Louis would suffer his first professional loss to German Max Schmeling at the Yankee Stadium, resulting in a knockout in the twelfth round. Louis would win the heavyweight champion title a year later but refused to recognize himself as such until his rematch with Schmeling. The rematch between Schmeling and Louis would take place at the Yankee Stadium on June 22, 1938. German leader, Adolf Hitler, hoped to witness the defeat of Louis to prove his theology of white superiority. Yet, Louis would defeat Schmeling in the first round, lasting only two minutes and forty seconds.
With his win, Louis chipped away at the superior Aryan race belief held not only by Germany at the time, but also the U.S. With his illustrious boxing career, he became a symbol of hope, pride, strength, and dignity for African Americans against the Jim Crow laws and segregation in the U.S and abroad. Further, Louis's victories made him the first African American to achieve the status of a national hero. Louis said, "The one-time cotton picker was now the heavyweight champion of the world." However, his boxing career would be halted in 1942.

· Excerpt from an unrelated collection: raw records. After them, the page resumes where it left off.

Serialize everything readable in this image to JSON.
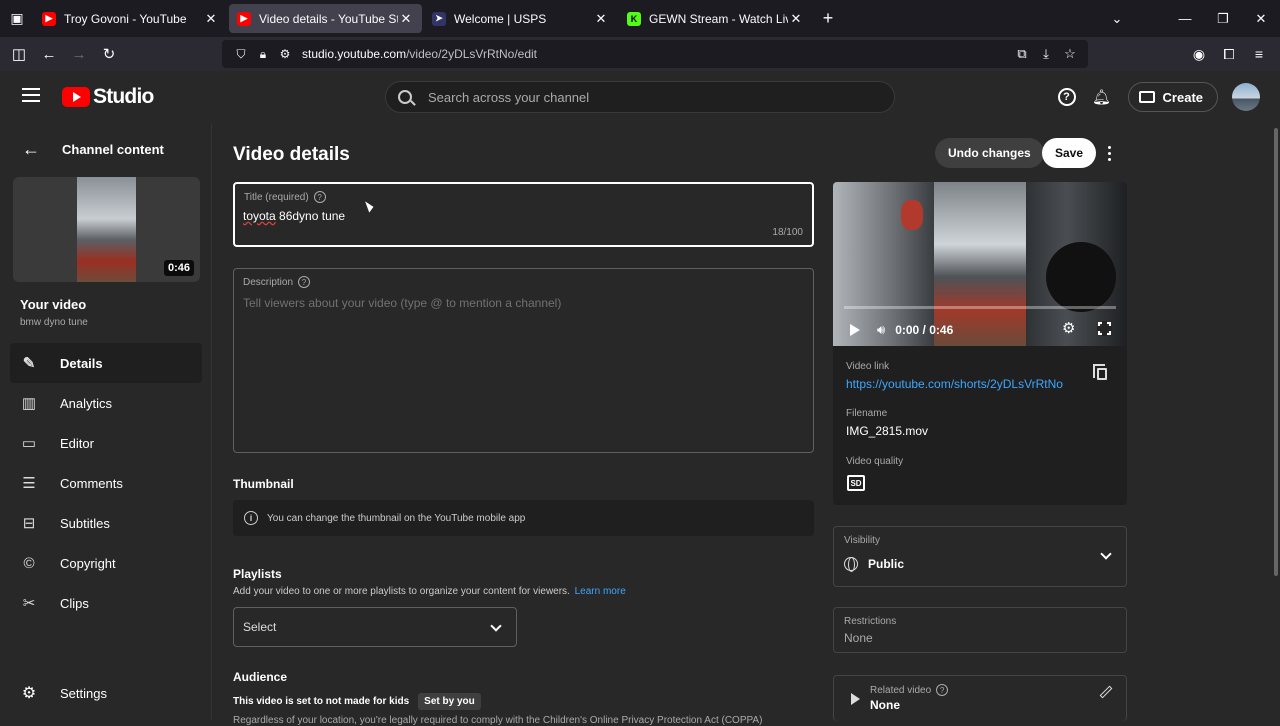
{
  "browser": {
    "tabs": [
      {
        "title": "Troy Govoni - YouTube",
        "favicon_color": "#ff0000",
        "favicon_glyph": "▶",
        "active": false
      },
      {
        "title": "Video details - YouTube Studio",
        "favicon_color": "#ff0000",
        "favicon_glyph": "▶",
        "active": true
      },
      {
        "title": "Welcome | USPS",
        "favicon_color": "#333366",
        "favicon_glyph": "➤",
        "active": false
      },
      {
        "title": "GEWN Stream - Watch Live on Kick",
        "favicon_color": "#53fc18",
        "favicon_glyph": "K",
        "active": false
      }
    ],
    "url_domain": "studio.youtube.com",
    "url_path": "/video/2yDLsVrRtNo/edit"
  },
  "header": {
    "logo_text": "Studio",
    "search_placeholder": "Search across your channel",
    "create_label": "Create"
  },
  "sidebar": {
    "back_label": "Channel content",
    "thumb_duration": "0:46",
    "your_video_label": "Your video",
    "video_subtitle": "bmw dyno tune",
    "items": [
      {
        "label": "Details",
        "icon": "✎",
        "icon_name": "pencil-icon",
        "active": true
      },
      {
        "label": "Analytics",
        "icon": "▥",
        "icon_name": "analytics-icon",
        "active": false
      },
      {
        "label": "Editor",
        "icon": "▭",
        "icon_name": "editor-icon",
        "active": false
      },
      {
        "label": "Comments",
        "icon": "☰",
        "icon_name": "comments-icon",
        "active": false
      },
      {
        "label": "Subtitles",
        "icon": "⊟",
        "icon_name": "subtitles-icon",
        "active": false
      },
      {
        "label": "Copyright",
        "icon": "©",
        "icon_name": "copyright-icon",
        "active": false
      },
      {
        "label": "Clips",
        "icon": "✂",
        "icon_name": "clips-icon",
        "active": false
      }
    ],
    "settings_label": "Settings"
  },
  "main": {
    "page_title": "Video details",
    "undo_label": "Undo changes",
    "save_label": "Save",
    "title_field": {
      "label": "Title (required)",
      "value_part1": "toyota",
      "value_part2": " 86dyno tune",
      "count": "18/100"
    },
    "description_field": {
      "label": "Description",
      "placeholder": "Tell viewers about your video (type @ to mention a channel)"
    },
    "thumbnail": {
      "title": "Thumbnail",
      "note": "You can change the thumbnail on the YouTube mobile app"
    },
    "playlists": {
      "title": "Playlists",
      "description": "Add your video to one or more playlists to organize your content for viewers.",
      "learn_more": "Learn more",
      "select_value": "Select"
    },
    "audience": {
      "title": "Audience",
      "status": "This video is set to not made for kids",
      "badge": "Set by you",
      "cut_text": "Regardless of your location, you're legally required to comply with the Children's Online Privacy Protection Act (COPPA)"
    }
  },
  "panel": {
    "player_time": "0:00 / 0:46",
    "video_link_label": "Video link",
    "video_link": "https://youtube.com/shorts/2yDLsVrRtNo",
    "filename_label": "Filename",
    "filename": "IMG_2815.mov",
    "quality_label": "Video quality",
    "quality_badge": "SD",
    "visibility_label": "Visibility",
    "visibility_value": "Public",
    "restrictions_label": "Restrictions",
    "restrictions_value": "None",
    "related_label": "Related video",
    "related_value": "None"
  }
}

Louis enlisted into the military during World War II. His service consisted of raising funds for Army Emergency Relief and promoting enlistment to the Army through boxing matches. Louis’s prolific boxing abilities encouraged the advancement of other African American soldiers and athletes in the military. For example, famous baseball player Jackie Robinson, assisted by Louis, would be accepted into the Army Officer Candidate School. After the war ended, Louis returned to boxing, where he held on to his title four more times before retiring in 1949. Yet, due to financial difficulties caused by back taxes he owed, Louis soon returned to boxing. Louis's comeback would end in 1951, when he lost to Rocky Marciano. He would later make television appearances and even attempt professional wrestling. The government would eventually pardon Louis's tax debt. Joe Louis succumbed to a heart attack in 1981 and currently rests in the Arlington National Cemetery. He received full national military honors due to President Reagan waiving the requirements for burial. The legacy left behind by Louis's magnificent boxing career would create a path for future generations of African American athlete activists to further advance the civil rights movement in America.

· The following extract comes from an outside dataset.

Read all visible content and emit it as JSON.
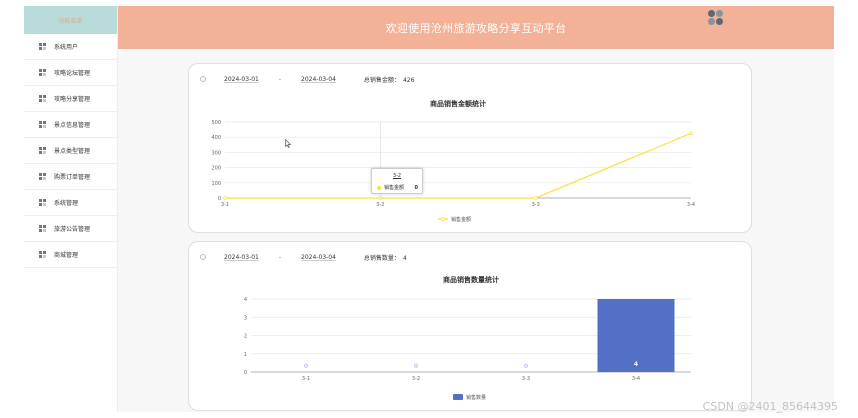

- "Joes Louis" Encyclopedia of Alabama: http://encyclopediaofalabama.org/article/h-1601